The picture below shows evidence for this. The cells marked by dots have colors that are taken as given, and then the colors of other cells are filled in according to the average that is obtained by starting from all possible initial conditions.
With two complete columns given, all cells to the left are determined to be either black or white. And with one complete column given, significant patches of cells still have determined colors. But if only every other cell in a column is given, almost nothing definite follows about the colors of other cells.
So what about the approach on page 602? Could this not be used here? It turns out that the approach relies crucially on the additivity of the underlying rules. And since rule 30 is not additive, it simply does not work. What happens is that the function that determines the color of a particular cell from the colors of cells in a nearby column rapidly becomes extremely
Patterns generated by rule 30 after averaging over all possible initial conditions that reproduce the arrangements of colors in the cells indicated by dots. If a cell is completely black or completely white then this means that its color is uniquely determined by the constraints given. If the cell is shown as gray then this means that it has some probability of being black and some probability of being white. Note that when two complete adjacent columns are specified all the cells on the left-hand side are determined.
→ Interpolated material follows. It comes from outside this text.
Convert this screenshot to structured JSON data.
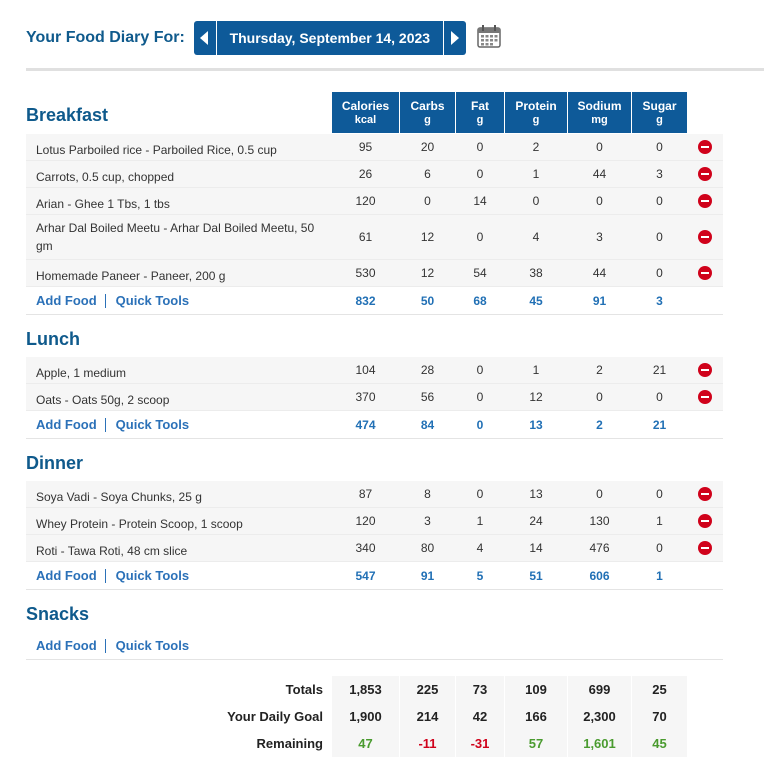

But when fewer cells are specified, the number of cells that are determined decreases rapidly, indicating that cryptanalysis is likely to become difficult.